• _TRY IT_
Extract, from the records beneath this instruction, each line that contains the word "Lycée".

• _PROVIDED RECORDS_
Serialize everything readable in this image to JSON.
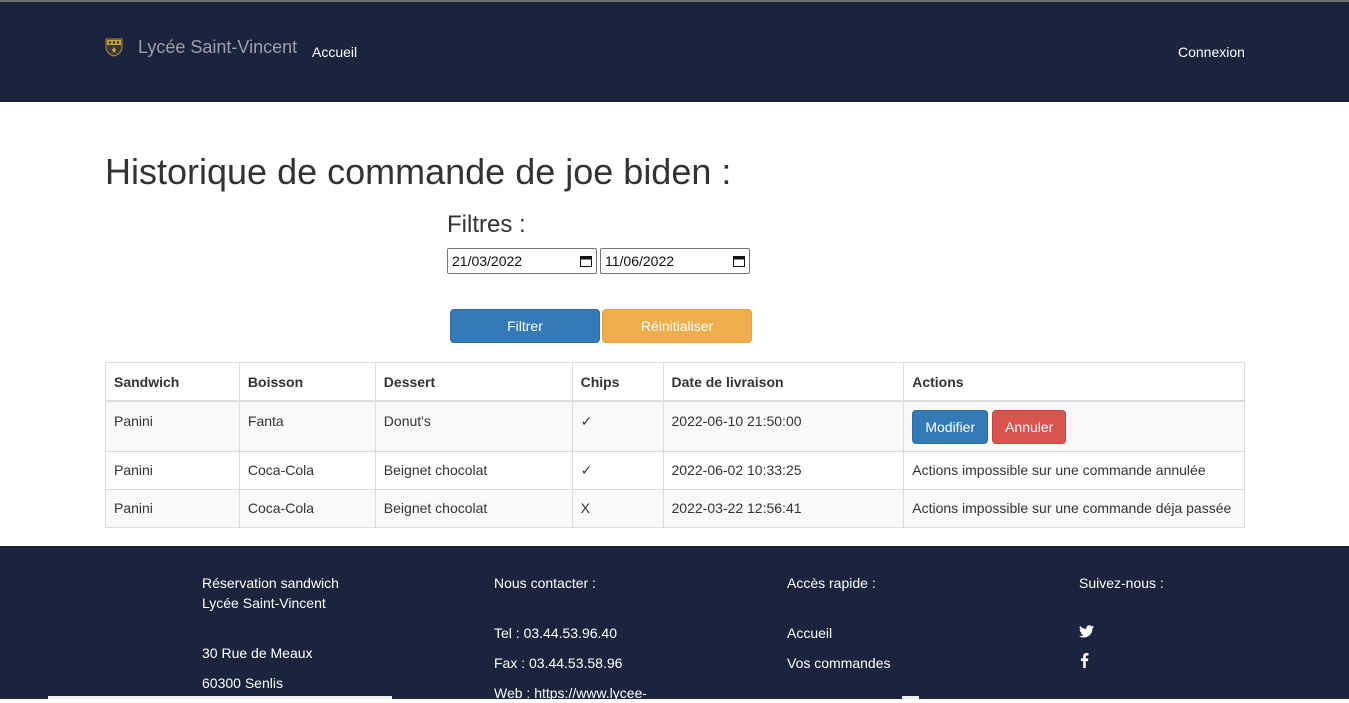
{
  "nav": {
    "brand": "Lycée Saint-Vincent",
    "home": "Accueil",
    "login": "Connexion"
  },
  "main": {
    "title": "Historique de commande de joe biden :",
    "filters_title": "Filtres :",
    "date_from": "21/03/2022",
    "date_to": "11/06/2022",
    "filter_button": "Filtrer",
    "reset_button": "Réinitialiser"
  },
  "table": {
    "headers": [
      "Sandwich",
      "Boisson",
      "Dessert",
      "Chips",
      "Date de livraison",
      "Actions"
    ],
    "rows": [
      {
        "sandwich": "Panini",
        "boisson": "Fanta",
        "dessert": "Donut's",
        "chips": "✓",
        "date": "2022-06-10 21:50:00",
        "modify": "Modifier",
        "cancel": "Annuler"
      },
      {
        "sandwich": "Panini",
        "boisson": "Coca-Cola",
        "dessert": "Beignet chocolat",
        "chips": "✓",
        "date": "2022-06-02 10:33:25",
        "actions": "Actions impossible sur une commande annulée"
      },
      {
        "sandwich": "Panini",
        "boisson": "Coca-Cola",
        "dessert": "Beignet chocolat",
        "chips": "X",
        "date": "2022-03-22 12:56:41",
        "actions": "Actions impossible sur une commande déja passée"
      }
    ]
  },
  "footer": {
    "col1": {
      "line1": "Réservation sandwich",
      "line2": "Lycée Saint-Vincent",
      "address": "30 Rue de Meaux",
      "city": "60300 Senlis"
    },
    "col2": {
      "title": "Nous contacter :",
      "tel": "Tel : 03.44.53.96.40",
      "fax": "Fax : 03.44.53.58.96",
      "web": "Web : https://www.lycee-"
    },
    "col3": {
      "title": "Accès rapide :",
      "link1": "Accueil",
      "link2": "Vos commandes"
    },
    "col4": {
      "title": "Suivez-nous :",
      "icons": [
        "twitter-icon",
        "facebook-icon"
      ]
    }
  },
  "colors": {
    "navbar": "#1a243d",
    "primary": "#337ab7",
    "warning": "#f0ad4e",
    "danger": "#d9534f"
  }
}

• _RESULT_
    "brand": "Lycée Saint-Vincent",
      "line2": "Lycée Saint-Vincent",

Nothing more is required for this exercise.